Entries from a dataset of interfaces:
-------

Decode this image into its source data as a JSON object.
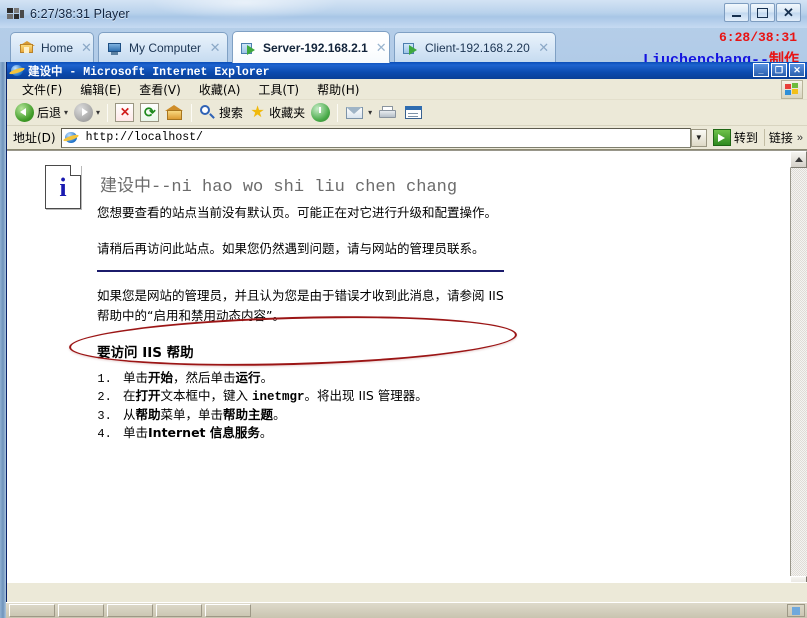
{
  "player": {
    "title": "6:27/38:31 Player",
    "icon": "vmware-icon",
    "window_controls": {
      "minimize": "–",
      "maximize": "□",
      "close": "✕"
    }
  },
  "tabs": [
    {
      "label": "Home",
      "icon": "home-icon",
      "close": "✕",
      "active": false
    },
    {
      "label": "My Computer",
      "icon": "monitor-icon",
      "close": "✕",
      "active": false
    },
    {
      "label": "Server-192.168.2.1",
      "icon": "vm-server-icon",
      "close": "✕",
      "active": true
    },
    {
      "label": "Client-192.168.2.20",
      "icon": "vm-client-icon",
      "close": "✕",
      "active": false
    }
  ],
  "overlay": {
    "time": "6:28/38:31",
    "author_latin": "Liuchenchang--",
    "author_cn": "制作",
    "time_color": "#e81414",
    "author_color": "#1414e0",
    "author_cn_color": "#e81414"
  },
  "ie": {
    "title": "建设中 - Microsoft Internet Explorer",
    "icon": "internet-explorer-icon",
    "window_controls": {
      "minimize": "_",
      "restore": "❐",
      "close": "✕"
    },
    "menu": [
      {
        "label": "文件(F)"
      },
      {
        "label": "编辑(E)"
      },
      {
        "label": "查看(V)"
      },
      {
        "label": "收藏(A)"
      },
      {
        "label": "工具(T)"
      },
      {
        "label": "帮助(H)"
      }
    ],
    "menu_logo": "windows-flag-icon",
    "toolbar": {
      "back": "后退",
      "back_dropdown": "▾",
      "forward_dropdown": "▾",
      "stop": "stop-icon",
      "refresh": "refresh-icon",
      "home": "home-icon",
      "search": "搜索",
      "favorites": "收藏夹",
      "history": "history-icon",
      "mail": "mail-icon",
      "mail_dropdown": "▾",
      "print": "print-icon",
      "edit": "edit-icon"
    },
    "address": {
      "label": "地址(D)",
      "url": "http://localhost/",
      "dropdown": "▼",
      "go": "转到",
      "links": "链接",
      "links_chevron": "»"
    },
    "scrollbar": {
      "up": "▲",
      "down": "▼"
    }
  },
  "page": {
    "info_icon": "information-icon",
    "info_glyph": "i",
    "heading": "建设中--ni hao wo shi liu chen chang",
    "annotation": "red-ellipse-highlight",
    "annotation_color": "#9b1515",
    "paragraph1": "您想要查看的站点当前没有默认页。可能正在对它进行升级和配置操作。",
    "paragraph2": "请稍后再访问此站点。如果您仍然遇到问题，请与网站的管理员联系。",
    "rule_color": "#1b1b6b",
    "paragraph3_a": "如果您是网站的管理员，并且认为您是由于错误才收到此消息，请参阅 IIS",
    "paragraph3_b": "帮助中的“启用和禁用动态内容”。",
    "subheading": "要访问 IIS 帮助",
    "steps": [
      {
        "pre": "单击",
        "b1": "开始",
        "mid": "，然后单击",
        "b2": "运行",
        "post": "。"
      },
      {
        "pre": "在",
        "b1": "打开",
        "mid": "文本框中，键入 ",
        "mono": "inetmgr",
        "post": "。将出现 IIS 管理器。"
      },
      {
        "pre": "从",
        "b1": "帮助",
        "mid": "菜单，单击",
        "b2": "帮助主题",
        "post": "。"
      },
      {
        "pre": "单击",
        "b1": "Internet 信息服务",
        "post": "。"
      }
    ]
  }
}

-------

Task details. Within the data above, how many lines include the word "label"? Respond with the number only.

Response to the task. 11